From Elgin I learned that one ought to be be careful about what one buys and owns. Everything you own also owns you.

Remember how when you were a kid you wanted a pony? Your parents probably said, “That’s a big responsibility.” But you didn’t care. (If you had someone in your life who you believed had the means to produce a pony, and were caring enough to give you guidance about responsibility, then you also knew you had someone who could bail you out if you turned out not to always be 100% up to the responsibilities.) But as you got older, and started to have and take more responsibility, you developed interests that you weren’t willing to give up to spend hours a day feeding, and grooming, and exercising a horse and cleaning and maintaining its stable. You realized all the things you’d be giving up – that the horse owns you as much as you own the horse. OR, maybe you grew up and DID get a horse, because you loved them so much you were happy to be owned the caretaking demands.

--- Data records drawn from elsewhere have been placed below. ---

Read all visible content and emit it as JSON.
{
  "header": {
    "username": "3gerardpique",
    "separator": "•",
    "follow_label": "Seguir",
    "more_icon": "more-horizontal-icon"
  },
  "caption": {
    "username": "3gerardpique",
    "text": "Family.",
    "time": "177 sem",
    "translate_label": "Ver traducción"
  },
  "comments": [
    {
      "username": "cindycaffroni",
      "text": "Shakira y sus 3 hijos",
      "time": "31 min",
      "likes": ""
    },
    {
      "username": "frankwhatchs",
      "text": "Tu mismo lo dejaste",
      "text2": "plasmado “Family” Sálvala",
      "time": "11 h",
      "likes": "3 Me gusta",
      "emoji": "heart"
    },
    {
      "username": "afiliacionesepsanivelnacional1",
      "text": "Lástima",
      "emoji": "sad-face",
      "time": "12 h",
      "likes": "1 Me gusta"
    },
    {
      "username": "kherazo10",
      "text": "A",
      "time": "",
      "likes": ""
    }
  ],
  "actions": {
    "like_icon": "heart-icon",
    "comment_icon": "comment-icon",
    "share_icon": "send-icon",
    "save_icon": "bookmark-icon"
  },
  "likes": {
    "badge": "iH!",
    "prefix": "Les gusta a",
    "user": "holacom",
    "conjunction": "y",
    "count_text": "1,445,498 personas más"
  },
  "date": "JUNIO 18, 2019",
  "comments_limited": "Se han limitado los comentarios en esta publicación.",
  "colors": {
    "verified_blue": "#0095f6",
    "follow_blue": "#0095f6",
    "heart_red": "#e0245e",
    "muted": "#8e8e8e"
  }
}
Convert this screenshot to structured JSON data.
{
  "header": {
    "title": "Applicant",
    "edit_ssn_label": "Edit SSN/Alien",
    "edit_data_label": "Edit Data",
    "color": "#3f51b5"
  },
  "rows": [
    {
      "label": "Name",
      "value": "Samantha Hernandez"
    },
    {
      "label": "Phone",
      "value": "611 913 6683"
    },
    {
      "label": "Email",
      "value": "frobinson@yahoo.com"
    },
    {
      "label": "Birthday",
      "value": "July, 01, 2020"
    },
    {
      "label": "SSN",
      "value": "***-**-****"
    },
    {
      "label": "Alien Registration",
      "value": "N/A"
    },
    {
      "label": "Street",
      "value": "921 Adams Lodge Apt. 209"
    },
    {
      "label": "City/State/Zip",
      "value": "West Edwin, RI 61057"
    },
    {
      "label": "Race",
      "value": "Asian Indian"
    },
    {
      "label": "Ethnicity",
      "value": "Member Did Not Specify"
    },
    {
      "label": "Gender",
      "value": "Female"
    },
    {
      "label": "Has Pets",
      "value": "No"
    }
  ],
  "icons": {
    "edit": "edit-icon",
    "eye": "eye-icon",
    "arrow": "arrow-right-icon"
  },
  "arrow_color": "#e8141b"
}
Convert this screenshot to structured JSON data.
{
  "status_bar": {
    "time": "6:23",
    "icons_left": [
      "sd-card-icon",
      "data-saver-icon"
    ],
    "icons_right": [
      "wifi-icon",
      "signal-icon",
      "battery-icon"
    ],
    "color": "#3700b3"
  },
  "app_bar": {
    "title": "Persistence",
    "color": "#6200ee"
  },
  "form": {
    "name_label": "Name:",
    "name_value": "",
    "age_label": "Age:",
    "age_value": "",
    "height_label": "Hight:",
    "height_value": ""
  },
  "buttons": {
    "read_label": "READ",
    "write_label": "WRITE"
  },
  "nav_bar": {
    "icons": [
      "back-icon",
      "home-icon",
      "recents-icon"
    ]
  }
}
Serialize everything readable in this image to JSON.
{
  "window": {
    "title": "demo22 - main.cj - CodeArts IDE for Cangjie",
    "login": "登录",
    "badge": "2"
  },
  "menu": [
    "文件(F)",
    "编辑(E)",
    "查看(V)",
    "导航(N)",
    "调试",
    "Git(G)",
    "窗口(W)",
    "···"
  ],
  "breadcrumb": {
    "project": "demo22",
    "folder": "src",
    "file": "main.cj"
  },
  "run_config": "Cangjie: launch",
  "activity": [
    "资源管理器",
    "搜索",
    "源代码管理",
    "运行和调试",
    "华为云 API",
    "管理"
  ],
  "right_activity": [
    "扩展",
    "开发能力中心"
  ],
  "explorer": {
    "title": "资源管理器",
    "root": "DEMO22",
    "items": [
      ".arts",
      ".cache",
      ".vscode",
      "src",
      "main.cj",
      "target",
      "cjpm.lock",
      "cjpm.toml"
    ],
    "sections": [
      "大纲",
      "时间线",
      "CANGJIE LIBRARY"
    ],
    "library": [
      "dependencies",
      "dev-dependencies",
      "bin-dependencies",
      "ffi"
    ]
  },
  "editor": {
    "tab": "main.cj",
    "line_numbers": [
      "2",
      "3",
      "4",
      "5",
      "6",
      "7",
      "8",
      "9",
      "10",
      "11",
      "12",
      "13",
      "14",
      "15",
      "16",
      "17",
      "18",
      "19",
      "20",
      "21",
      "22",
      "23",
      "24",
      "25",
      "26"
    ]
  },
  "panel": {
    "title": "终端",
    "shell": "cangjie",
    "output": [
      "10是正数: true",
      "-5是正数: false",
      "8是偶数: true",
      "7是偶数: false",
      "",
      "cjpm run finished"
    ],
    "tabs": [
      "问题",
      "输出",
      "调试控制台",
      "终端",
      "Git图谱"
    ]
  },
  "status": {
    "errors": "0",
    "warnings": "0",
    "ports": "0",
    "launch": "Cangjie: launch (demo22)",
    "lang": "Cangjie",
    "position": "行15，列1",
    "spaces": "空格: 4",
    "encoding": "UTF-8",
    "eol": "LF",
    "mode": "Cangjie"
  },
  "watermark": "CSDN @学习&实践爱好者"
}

But what’s true for horse ownership also applies to everything we buy and own. Do I own my cell phone or does it own me? Well, both. For most of us, life is a matter of
  • owning and being owned by a cell phone;
  • owning and being owned by a car;
  • owning and being owned by a house;
  • owning and being owned by a set of living room furniture;
  • owning and being owned by all the equipment in your kitchen;
  • owning and being owned by each major and minor appliance in your house.
Do you want a life of being owned by all that? Maybe the answer is yes, but it’s a question to investigate and explore – something to be intentional about instead of finding ourselves unwittingly arriving, step by step, at a life you wouldn’t have chosen all at once.

* * *
This is part 1 of 3 of "Simplicity"
See next part 2: Complexity is Good. So is Simplicity.
Part 3: Simplicity and Belonging